Doha, Qatar, 23rd March 2010 – Governments at a United Nations meeting on wildlife trade today voted against better international trade controls for five shark species, which are in severe decline because of overfishing for their high-value fins and meat.
The Convention on International Trade and Endangered Species of Wild Fauna and Flora (CITES) governments voted against proposals to list three hammerhead sharks (Scalloped, Great and Smooth), the Oceanic Whitetip and the Spiny Dogfish in Appendix II of the Convention, which would enforce better management of the fisheries for international commercial trade and allow their declining populations to recover.
However, governments did vote to include the Porbeagle Shark – overfished primarily for its meat and fins – in Appendix II.
“Once again CITES has failed to listen to the scientists. The decision not to list all of these sharks today is a conservation catastrophe for these species,” said Glenn Sant, Global Marine Programme Co-ordinator for TRAFFIC.
“Populations of these sharks have declined by more than 90% in some areas, many of them caught illegally and destined to end up in the shark-fin trade. They are targeted because of their high value.”
“The current level of trade in these species is simply not sustainable.”
The rejection of three of the four sharks proposals follows the failure of other marine proposals at CITES last week to introduce stronger trade restrictions for Red and Pink corals, and an outright ban on the international commercial trade of Atlantic Bluefin Tuna – both despite overwhelming scientific evidence that additional protection for these species is needed.
“These marine species are in dire need of stronger trade protections and sound management. We will continue to fight for this,” said Carlos Drews, Director, Species Programme, WWF International.
“The vitality of our oceans upon which millions of people depend, relies on healthy populations of species such as sharks and corals.”

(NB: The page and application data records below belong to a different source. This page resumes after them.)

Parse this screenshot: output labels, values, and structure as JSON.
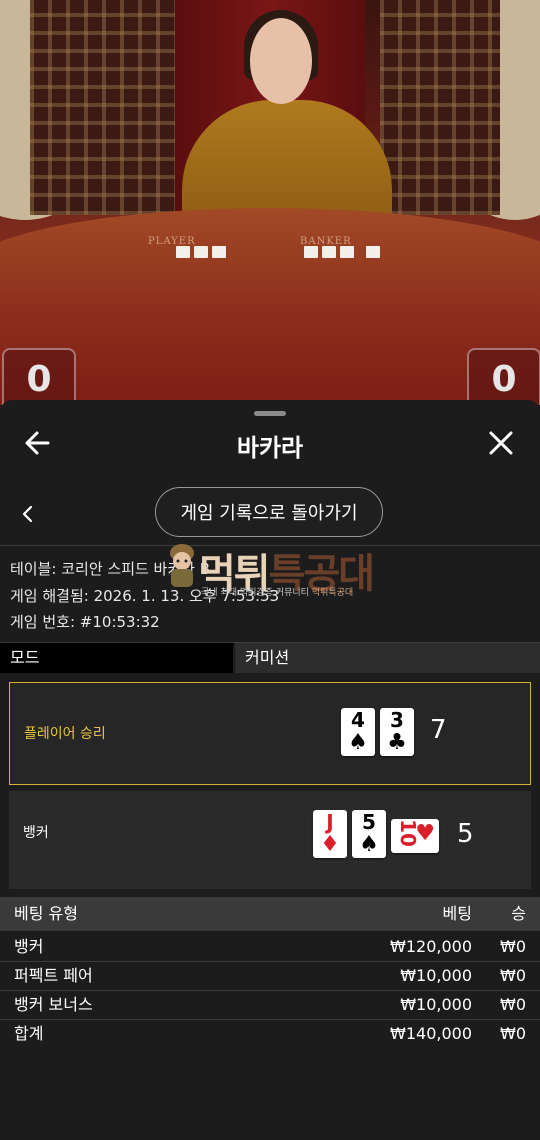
{
  "video": {
    "table_labels": [
      "PLAYER",
      "BANKER"
    ],
    "player_score": "0",
    "banker_score": "0"
  },
  "header": {
    "title": "바카라"
  },
  "history_button": "게임 기록으로 돌아가기",
  "info": {
    "table": "테이블: 코리안 스피드 바카라 B",
    "settled": "게임 해결됨: 2026. 1. 13. 오후 7:53:53",
    "game_number": "게임 번호: #10:53:32"
  },
  "watermark": {
    "title_a": "먹튀",
    "title_b": "특공대",
    "subtitle_pre": "국내 최대 먹튀검증 커뮤니티 ",
    "subtitle_hl": "먹튀특공대"
  },
  "tabs": {
    "mode": "모드",
    "commission": "커미션"
  },
  "result": {
    "player": {
      "label": "플레이어 승리",
      "cards": [
        {
          "rank": "4",
          "suit": "♠"
        },
        {
          "rank": "3",
          "suit": "♣"
        }
      ],
      "total": "7"
    },
    "banker": {
      "label": "뱅커",
      "cards": [
        {
          "rank": "J",
          "suit": "♦"
        },
        {
          "rank": "5",
          "suit": "♠"
        },
        {
          "rank": "10",
          "suit": "♥"
        }
      ],
      "total": "5"
    }
  },
  "bets": {
    "headers": {
      "type": "베팅 유형",
      "bet": "베팅",
      "win": "승"
    },
    "rows": [
      {
        "type": "뱅커",
        "bet": "₩120,000",
        "win": "₩0"
      },
      {
        "type": "퍼펙트 페어",
        "bet": "₩10,000",
        "win": "₩0"
      },
      {
        "type": "뱅커 보너스",
        "bet": "₩10,000",
        "win": "₩0"
      },
      {
        "type": "합계",
        "bet": "₩140,000",
        "win": "₩0"
      }
    ]
  },
  "colors": {
    "accent_gold": "#e9c640",
    "sheet_bg": "#1c1c1c",
    "red_suit": "#d81f2a"
  }
}
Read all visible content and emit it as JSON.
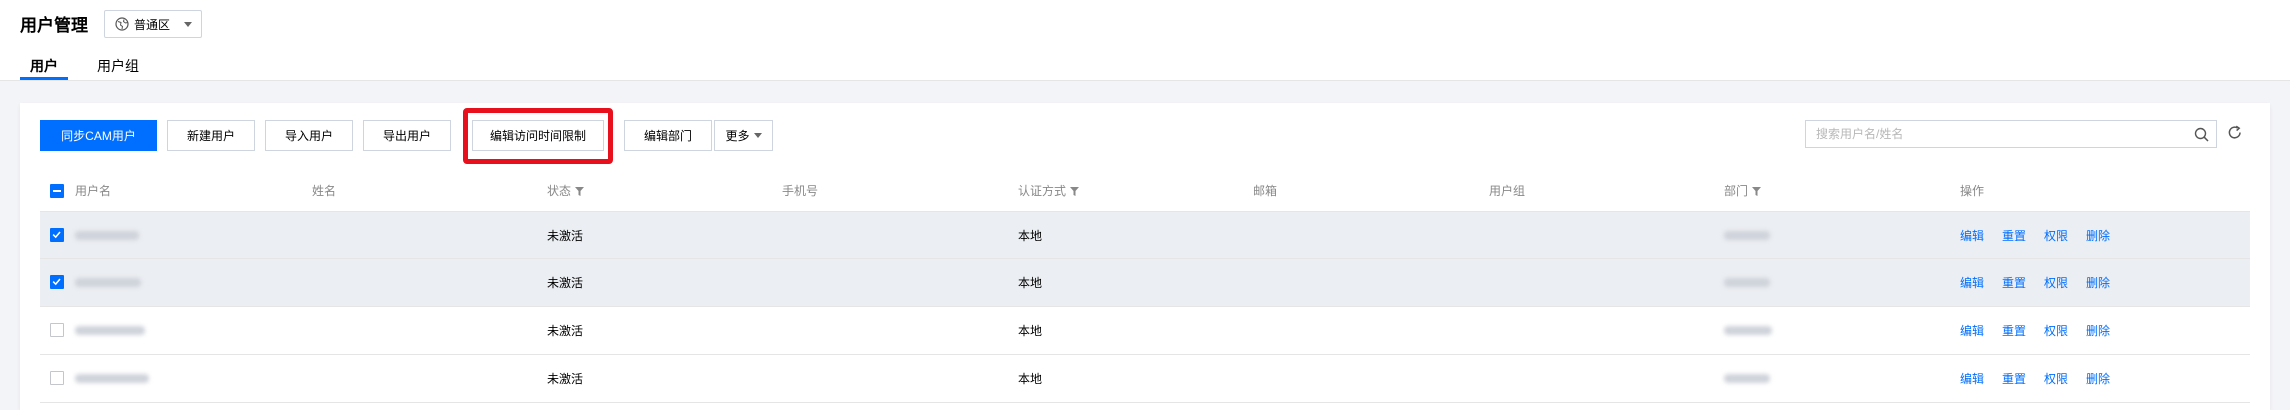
{
  "header": {
    "title": "用户管理",
    "region": "普通区",
    "tabs": [
      {
        "label": "用户",
        "active": true
      },
      {
        "label": "用户组",
        "active": false
      }
    ]
  },
  "toolbar": {
    "sync_cam": "同步CAM用户",
    "new_user": "新建用户",
    "import_user": "导入用户",
    "export_user": "导出用户",
    "edit_access_time": "编辑访问时间限制",
    "edit_department": "编辑部门",
    "more": "更多",
    "search_placeholder": "搜索用户名/姓名",
    "highlighted": "edit_access_time"
  },
  "table": {
    "columns": {
      "username": "用户名",
      "name": "姓名",
      "status": "状态",
      "phone": "手机号",
      "auth": "认证方式",
      "email": "邮箱",
      "group": "用户组",
      "department": "部门",
      "actions": "操作"
    },
    "header_checkbox": "indeterminate",
    "rows": [
      {
        "selected": true,
        "username": "(blurred)",
        "status": "未激活",
        "auth": "本地",
        "department": "(blurred)"
      },
      {
        "selected": true,
        "username": "(blurred)",
        "status": "未激活",
        "auth": "本地",
        "department": "(blurred)"
      },
      {
        "selected": false,
        "username": "(blurred)",
        "status": "未激活",
        "auth": "本地",
        "department": "(blurred)"
      },
      {
        "selected": false,
        "username": "(blurred)",
        "status": "未激活",
        "auth": "本地",
        "department": "(blurred)"
      }
    ],
    "row_actions": {
      "edit": "编辑",
      "reset": "重置",
      "permission": "权限",
      "delete": "删除"
    }
  },
  "colors": {
    "primary": "#006eff",
    "highlight": "#e8101d",
    "selected_row": "#ebeef2"
  }
}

The sharks discussed at today’s meeting are particularly vulnerable to overfishing because they are all slow growing, late to mature, long-living and produce few young, which means it is difficult for populations to recover from overfishing.